- [ABOUT THIS TASK]:
Run through the records and, wherever a line holds the word "screenshot", return that line.

(Stored data entries)
******
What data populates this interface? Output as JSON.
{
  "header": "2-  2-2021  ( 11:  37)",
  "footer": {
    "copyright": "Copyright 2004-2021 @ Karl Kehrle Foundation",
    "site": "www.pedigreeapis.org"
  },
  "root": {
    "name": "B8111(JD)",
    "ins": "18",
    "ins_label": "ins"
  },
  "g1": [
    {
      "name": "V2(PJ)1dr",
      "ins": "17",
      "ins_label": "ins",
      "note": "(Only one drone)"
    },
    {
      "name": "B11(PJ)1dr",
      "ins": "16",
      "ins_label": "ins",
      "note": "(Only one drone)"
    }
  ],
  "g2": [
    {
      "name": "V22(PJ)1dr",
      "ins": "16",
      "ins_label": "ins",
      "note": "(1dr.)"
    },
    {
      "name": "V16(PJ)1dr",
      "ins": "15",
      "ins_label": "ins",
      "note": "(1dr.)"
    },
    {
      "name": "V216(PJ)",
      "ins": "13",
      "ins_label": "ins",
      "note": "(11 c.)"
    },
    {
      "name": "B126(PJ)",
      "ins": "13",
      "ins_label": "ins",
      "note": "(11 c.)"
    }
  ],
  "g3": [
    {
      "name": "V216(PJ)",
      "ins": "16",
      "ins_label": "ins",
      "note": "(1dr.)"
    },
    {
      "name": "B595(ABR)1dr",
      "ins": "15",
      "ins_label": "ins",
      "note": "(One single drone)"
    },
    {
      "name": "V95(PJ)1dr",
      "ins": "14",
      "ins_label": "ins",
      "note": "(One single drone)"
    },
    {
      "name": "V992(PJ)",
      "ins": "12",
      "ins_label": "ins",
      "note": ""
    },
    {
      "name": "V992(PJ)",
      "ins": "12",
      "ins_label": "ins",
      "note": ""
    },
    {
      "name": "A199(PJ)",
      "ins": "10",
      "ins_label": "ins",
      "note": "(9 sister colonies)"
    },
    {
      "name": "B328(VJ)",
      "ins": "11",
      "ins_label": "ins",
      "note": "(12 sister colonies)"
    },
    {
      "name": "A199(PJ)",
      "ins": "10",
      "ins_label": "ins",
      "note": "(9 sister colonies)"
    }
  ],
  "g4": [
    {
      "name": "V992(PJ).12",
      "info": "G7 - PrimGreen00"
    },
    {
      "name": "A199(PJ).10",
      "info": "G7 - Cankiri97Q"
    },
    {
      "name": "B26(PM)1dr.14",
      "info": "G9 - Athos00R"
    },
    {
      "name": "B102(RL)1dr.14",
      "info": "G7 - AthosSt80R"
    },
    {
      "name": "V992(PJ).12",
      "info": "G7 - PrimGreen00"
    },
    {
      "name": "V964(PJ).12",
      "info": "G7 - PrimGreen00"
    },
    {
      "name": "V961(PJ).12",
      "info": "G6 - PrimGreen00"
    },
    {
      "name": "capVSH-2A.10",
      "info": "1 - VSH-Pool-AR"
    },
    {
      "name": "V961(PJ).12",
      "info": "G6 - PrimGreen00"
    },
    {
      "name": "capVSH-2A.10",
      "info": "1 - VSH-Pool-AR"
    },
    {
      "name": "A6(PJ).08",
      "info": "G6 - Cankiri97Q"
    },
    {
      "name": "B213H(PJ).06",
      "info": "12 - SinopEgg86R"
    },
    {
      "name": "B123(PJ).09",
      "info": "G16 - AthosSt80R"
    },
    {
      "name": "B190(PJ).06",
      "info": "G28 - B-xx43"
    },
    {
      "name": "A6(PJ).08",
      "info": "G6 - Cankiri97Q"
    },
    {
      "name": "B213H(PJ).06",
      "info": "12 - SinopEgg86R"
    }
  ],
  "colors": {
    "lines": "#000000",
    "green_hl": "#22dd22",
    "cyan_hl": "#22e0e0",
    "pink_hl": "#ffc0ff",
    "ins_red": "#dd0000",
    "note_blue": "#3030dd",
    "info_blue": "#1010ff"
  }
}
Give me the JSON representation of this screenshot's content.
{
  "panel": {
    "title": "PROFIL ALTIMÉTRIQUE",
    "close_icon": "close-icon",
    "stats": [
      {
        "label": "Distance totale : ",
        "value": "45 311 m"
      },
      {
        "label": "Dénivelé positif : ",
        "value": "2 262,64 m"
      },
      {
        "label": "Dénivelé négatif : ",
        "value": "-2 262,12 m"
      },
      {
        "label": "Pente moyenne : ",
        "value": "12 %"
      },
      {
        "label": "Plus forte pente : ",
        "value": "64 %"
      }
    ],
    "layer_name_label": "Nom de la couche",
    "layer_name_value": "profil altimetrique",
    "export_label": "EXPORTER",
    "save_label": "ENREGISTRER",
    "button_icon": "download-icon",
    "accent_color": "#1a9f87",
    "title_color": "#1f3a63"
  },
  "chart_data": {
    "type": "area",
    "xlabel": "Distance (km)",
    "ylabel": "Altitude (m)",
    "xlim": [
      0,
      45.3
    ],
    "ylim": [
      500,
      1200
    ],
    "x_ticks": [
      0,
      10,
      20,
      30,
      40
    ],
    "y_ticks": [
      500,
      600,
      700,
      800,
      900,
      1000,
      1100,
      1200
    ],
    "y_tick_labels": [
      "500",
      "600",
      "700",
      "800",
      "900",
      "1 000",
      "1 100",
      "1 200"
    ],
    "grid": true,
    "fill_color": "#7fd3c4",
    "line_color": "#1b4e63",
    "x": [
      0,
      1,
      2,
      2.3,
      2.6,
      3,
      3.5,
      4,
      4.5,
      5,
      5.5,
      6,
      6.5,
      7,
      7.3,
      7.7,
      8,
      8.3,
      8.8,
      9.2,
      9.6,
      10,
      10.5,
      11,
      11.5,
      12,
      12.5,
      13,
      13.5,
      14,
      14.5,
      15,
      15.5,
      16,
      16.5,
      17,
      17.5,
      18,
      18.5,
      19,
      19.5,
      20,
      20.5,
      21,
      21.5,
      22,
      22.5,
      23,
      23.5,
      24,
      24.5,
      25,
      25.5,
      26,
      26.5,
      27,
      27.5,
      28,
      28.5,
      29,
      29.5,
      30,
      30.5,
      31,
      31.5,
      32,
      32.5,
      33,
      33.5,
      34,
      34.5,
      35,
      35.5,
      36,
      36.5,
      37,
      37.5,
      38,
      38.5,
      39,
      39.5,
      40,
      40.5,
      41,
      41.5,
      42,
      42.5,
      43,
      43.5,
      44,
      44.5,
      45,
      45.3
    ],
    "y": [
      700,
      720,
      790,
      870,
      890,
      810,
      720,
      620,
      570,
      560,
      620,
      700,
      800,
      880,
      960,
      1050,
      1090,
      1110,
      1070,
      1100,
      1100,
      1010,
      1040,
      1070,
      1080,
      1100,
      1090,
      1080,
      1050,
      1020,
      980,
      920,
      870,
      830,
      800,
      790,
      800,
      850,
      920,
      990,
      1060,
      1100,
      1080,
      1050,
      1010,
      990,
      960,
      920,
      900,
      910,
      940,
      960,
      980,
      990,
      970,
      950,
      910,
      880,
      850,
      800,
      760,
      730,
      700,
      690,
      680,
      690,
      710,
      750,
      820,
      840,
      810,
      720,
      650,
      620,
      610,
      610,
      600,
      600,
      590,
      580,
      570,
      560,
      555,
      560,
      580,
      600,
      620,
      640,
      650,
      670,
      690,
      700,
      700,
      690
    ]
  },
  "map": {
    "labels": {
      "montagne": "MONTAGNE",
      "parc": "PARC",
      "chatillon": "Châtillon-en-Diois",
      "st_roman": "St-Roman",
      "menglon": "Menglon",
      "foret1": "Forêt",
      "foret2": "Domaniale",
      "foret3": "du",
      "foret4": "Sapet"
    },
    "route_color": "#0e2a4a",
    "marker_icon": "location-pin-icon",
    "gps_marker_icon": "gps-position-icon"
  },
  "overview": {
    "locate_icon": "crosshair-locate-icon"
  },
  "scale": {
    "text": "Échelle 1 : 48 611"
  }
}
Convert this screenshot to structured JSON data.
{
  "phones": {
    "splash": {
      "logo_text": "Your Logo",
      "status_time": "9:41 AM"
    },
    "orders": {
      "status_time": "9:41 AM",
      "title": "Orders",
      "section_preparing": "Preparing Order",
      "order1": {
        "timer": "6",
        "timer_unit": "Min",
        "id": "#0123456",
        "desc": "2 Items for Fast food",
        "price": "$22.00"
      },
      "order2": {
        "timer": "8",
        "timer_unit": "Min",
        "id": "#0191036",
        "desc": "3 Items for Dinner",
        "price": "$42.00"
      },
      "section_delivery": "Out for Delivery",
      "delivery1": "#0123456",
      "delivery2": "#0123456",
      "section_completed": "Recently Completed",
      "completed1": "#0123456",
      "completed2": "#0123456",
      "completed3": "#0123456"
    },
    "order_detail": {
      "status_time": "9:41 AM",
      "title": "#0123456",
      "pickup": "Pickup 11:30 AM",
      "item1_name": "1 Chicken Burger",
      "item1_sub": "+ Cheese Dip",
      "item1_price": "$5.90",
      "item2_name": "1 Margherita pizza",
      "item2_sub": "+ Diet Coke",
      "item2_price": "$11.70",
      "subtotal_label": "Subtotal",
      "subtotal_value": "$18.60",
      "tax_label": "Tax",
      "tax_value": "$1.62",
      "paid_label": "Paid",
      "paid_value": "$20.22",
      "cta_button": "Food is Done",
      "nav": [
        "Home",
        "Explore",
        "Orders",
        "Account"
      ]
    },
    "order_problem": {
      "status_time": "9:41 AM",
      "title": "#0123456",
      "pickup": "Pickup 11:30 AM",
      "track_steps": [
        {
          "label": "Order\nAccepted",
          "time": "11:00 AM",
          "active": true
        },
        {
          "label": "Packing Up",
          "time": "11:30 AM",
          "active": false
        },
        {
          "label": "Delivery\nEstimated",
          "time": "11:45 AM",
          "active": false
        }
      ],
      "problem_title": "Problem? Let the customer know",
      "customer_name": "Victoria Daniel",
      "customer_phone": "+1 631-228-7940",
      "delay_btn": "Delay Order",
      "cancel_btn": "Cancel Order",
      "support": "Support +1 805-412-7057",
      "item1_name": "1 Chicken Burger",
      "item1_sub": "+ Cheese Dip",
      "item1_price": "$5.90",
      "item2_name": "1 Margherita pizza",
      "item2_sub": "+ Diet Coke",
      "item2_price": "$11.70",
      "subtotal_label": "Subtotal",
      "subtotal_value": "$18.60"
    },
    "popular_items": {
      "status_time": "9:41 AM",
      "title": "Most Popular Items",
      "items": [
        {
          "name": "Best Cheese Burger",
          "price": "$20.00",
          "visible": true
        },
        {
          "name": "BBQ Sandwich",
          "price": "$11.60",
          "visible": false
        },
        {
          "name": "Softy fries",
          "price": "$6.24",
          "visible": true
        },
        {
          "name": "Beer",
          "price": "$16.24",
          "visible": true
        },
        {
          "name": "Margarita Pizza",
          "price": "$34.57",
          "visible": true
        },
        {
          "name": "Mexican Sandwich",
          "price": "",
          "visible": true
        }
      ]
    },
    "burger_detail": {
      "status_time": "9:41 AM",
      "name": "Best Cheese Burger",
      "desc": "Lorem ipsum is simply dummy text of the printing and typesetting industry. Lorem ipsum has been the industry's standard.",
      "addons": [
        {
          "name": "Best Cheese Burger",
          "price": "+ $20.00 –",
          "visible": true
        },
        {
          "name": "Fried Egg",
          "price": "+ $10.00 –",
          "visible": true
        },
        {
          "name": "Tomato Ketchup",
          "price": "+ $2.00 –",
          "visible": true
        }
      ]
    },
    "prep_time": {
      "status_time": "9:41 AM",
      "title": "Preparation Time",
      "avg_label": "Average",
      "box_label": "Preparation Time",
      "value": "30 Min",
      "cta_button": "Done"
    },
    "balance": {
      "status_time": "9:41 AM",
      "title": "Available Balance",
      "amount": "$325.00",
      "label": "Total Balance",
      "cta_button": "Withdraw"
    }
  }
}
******
- [WRITTEN SOLUTION]:
Give me the JSON representation of this screenshot's content.
Convert this screenshot to structured JSON data.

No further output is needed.